PORTER — An Oklahoma National Guard veteran who was hailed as a hero for his actions in fighting off a Taliban ambush in Afghanistan was arrested Tuesday, accused of shooting and killing a relative.
Maxx Robinson, 23, is accused of killing his uncle, Bill Cline, 58, during an altercation Tuesday at Cline’s home in Porter. Robinson was being held Friday at the Wagoner County jail with no bail.
According to a court affidavit, a Wagoner County deputy was at an intersection when he heard four gunshots nearby. The deputy was driving toward the area where he’d heard the shots when Robinson and his older brother, Skyler Robinson, flagged him down, the affidavit states. Maxx Robinson told the deputy he’d shot Cline, according to the affidavit.

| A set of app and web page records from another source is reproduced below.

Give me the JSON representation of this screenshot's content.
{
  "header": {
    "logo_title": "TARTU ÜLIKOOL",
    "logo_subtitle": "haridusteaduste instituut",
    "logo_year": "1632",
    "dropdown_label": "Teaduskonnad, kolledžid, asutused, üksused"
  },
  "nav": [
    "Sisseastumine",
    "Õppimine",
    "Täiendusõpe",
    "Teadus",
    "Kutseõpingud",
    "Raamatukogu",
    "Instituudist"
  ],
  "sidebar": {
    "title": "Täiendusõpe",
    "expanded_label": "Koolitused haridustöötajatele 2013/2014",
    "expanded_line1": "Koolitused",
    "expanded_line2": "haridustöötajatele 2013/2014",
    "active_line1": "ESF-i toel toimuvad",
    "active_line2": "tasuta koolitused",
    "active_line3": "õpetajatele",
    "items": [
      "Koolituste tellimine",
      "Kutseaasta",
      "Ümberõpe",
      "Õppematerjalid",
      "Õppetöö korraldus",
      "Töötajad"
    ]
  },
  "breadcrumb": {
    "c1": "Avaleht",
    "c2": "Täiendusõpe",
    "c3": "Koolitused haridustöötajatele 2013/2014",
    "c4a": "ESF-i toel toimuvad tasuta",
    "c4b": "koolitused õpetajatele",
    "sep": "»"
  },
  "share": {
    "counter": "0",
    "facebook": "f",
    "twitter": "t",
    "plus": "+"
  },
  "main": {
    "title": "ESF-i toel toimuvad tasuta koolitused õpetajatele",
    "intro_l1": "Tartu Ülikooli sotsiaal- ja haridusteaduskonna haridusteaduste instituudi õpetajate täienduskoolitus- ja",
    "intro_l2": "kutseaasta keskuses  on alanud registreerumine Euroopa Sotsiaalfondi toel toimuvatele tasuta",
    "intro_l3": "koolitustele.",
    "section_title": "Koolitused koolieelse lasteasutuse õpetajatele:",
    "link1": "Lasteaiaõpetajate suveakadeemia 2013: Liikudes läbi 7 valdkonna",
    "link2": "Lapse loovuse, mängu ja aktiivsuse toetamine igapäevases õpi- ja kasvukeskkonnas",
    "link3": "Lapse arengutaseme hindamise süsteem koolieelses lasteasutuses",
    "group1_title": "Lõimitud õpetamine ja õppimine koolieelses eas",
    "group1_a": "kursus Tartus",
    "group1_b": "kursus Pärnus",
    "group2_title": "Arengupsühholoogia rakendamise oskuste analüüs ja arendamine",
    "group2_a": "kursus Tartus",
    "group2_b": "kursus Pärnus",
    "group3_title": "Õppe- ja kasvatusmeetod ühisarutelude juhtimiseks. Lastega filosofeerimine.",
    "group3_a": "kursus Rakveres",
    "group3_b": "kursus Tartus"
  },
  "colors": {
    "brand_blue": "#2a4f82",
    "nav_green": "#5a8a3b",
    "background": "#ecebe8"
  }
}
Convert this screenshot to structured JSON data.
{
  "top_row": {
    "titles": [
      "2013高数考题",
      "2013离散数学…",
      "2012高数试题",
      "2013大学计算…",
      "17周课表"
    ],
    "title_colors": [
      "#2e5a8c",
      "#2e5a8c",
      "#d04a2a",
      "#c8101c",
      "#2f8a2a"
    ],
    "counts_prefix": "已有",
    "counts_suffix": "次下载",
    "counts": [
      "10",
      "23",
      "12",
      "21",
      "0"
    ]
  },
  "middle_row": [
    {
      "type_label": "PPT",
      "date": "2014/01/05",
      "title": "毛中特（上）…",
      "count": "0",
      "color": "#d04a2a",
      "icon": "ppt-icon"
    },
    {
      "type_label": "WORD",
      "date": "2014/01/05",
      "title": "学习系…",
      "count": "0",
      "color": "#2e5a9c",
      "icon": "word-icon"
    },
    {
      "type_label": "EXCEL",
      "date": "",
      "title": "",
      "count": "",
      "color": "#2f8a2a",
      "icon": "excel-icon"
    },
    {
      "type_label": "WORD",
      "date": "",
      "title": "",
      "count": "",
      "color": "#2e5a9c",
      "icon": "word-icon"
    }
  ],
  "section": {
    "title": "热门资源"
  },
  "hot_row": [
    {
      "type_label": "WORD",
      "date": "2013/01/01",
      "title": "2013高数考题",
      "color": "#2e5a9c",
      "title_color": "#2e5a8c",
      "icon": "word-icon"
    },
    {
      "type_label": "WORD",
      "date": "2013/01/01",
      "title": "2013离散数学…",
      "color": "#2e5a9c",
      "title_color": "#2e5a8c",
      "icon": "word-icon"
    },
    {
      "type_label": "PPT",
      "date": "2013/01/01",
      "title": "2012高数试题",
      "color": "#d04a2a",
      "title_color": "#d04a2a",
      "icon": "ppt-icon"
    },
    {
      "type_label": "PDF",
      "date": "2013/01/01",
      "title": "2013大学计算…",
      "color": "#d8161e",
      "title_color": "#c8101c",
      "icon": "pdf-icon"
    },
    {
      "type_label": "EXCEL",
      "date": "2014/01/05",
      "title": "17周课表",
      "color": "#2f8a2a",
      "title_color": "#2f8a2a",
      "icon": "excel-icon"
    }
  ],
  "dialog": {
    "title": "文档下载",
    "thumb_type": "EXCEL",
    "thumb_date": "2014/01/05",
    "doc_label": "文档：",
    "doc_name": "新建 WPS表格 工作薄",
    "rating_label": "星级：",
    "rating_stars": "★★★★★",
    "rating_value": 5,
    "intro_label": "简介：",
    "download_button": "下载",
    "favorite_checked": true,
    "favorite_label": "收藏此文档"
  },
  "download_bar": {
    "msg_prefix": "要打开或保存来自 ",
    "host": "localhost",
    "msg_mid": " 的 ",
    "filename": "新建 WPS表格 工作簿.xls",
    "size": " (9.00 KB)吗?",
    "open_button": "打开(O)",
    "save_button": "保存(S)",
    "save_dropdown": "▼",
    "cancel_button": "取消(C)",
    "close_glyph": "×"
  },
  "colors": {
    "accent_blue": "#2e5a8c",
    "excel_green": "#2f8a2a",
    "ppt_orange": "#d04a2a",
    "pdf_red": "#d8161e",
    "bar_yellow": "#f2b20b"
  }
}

Maxx Robinson was arrested on a murder complaint and booked into the Wagoner County jail. Skyler Robinson was arrested on a complaint of accessory to murder. He was released on $75,000 bail.
Skyler Robinson later told investigators his uncle was drunk when Skyler and Maxx Robinson arrived at his house.
While the two were at the house, Cline came out of the kitchen carrying a large knife, Skyler Robinson told police. While Skyler Robinson walked into the front yard to pour Cline’s drink out, he heard several gun shots coming from inside the house, he told investigators.
While deployed to Afghanistan with the Oklahoma National Guard’s 45th Infantry Brigade Combat Team in 2011, Maxx Robinson and his platoon were ambushed by Taliban insurgents.
Maxx Robinson, a combat medic, shot and killed two attackers with his pistol, then treated soldiers who were wounded in the attack.
The incident left three soldiers dead and two seriously wounded.
Col. Max Moss, a spokesman for the Oklahoma National Guard, declined to comment on the case.
Maxx Robinson was awarded the Bronze Star with valor device for his actions in the battle. He also received a Purple Heart. He was discharged from the Guard in January.
Editor's note: Robinson's Afghanistan exploits were chronicled in a three-part series published last year in The Oklahoman and online here.